** Data follows **

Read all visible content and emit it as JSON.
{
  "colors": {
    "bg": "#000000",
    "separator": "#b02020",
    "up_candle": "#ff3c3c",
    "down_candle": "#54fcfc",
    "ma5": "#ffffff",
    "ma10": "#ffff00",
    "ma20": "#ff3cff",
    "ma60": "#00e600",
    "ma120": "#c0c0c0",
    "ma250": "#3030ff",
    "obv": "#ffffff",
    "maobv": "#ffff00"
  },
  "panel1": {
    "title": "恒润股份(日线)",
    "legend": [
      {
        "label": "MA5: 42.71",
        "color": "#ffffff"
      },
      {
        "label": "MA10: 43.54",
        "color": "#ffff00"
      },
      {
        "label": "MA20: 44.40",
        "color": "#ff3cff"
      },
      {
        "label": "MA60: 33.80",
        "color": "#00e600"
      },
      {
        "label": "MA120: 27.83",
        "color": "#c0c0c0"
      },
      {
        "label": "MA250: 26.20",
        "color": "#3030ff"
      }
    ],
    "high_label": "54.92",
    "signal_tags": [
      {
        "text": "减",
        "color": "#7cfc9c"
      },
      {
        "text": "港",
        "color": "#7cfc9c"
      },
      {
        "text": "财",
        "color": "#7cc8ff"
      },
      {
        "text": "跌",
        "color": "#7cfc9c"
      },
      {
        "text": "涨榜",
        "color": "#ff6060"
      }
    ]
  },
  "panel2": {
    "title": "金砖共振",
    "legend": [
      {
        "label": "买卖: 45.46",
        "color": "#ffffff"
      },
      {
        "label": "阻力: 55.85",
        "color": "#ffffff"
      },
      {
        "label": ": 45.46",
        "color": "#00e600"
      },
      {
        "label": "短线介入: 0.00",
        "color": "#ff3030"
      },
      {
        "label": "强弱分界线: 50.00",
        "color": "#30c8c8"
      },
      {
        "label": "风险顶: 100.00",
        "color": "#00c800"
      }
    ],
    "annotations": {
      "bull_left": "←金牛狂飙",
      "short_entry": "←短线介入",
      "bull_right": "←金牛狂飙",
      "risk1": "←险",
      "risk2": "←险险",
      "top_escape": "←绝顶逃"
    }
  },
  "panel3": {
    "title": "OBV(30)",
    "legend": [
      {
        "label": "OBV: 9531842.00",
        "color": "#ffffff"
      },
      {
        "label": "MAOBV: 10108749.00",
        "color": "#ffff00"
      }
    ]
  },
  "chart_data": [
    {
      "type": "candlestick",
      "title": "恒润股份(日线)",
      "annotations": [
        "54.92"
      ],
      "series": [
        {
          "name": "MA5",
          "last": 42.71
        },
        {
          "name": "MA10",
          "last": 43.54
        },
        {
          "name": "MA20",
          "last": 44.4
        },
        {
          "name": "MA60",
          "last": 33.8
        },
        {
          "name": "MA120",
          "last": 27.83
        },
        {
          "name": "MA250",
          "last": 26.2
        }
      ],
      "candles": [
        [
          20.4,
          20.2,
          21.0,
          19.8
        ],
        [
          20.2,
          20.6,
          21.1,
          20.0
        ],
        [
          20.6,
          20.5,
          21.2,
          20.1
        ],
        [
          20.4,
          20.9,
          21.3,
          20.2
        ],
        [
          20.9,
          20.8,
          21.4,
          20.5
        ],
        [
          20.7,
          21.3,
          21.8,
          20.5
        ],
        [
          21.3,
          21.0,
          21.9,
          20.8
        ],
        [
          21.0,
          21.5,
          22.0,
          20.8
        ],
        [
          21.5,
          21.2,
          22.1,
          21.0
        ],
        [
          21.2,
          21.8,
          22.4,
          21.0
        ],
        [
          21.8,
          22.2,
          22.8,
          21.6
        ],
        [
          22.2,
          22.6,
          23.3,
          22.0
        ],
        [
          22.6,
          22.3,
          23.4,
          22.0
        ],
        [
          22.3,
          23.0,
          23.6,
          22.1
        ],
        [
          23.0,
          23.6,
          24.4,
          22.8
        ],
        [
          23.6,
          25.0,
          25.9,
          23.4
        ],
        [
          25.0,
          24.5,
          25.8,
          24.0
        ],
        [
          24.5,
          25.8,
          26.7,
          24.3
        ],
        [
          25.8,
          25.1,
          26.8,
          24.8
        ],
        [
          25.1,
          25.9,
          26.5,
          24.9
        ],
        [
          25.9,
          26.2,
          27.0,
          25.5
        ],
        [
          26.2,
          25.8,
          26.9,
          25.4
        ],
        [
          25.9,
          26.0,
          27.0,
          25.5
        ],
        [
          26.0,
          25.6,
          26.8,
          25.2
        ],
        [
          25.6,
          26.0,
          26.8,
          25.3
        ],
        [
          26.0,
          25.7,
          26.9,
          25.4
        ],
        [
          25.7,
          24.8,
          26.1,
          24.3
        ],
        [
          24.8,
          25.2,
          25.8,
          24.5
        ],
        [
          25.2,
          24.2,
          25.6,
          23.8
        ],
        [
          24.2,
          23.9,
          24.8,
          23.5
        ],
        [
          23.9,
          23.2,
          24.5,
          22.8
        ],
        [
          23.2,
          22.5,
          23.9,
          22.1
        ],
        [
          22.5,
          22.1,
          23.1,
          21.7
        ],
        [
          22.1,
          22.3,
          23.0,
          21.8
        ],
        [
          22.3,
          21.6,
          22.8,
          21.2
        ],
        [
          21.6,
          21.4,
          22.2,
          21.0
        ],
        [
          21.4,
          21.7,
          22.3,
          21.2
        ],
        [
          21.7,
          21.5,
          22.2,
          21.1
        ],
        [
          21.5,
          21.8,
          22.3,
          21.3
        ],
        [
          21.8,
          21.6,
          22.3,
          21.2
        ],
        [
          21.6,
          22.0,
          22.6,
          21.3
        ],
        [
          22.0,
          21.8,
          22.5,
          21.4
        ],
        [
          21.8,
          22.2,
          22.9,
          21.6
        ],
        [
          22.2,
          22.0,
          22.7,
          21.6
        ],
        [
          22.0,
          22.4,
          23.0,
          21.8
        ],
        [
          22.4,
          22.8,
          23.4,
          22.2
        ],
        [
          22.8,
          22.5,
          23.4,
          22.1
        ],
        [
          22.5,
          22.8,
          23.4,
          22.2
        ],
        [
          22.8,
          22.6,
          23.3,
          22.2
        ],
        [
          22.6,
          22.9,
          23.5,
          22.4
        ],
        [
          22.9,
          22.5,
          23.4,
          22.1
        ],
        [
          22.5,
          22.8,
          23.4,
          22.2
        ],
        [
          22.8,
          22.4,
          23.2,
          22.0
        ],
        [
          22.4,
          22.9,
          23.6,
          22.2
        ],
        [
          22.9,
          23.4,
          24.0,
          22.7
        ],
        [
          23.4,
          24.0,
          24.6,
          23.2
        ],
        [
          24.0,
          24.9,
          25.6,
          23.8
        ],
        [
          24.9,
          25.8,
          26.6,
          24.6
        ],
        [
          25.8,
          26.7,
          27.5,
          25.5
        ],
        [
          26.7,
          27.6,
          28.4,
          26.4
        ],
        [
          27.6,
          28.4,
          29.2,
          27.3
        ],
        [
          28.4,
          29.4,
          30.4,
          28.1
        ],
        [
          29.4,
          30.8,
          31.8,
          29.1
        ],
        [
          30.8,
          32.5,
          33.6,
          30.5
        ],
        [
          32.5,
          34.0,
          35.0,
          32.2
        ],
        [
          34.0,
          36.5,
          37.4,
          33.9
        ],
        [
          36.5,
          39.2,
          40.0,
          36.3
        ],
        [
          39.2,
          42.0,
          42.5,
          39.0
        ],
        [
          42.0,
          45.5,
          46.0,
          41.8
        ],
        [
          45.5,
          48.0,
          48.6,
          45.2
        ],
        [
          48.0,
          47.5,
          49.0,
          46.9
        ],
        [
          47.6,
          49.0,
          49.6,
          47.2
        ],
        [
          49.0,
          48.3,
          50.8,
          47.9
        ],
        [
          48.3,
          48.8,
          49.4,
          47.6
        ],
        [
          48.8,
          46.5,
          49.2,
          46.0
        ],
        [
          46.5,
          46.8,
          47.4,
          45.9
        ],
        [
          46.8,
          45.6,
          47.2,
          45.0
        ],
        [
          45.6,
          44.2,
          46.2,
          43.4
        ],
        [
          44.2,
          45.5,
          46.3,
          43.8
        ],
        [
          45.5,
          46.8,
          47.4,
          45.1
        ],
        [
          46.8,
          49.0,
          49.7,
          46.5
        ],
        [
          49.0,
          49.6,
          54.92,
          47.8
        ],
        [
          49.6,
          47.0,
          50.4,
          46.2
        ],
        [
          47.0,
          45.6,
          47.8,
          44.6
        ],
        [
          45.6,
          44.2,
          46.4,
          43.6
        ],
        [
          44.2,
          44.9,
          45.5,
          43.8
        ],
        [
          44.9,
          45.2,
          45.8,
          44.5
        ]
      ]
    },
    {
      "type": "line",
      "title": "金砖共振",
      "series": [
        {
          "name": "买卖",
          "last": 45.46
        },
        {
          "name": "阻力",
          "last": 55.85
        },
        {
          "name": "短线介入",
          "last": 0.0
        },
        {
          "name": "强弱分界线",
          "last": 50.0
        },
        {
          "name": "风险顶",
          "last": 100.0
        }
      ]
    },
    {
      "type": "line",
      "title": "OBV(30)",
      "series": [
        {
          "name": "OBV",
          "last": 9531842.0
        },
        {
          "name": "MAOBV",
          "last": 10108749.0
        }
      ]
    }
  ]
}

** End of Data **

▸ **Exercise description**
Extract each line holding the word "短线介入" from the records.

▸ **Written solution**
        "label": "短线介入: 0.00",
      "short_entry": "←短线介入",
          "name": "短线介入",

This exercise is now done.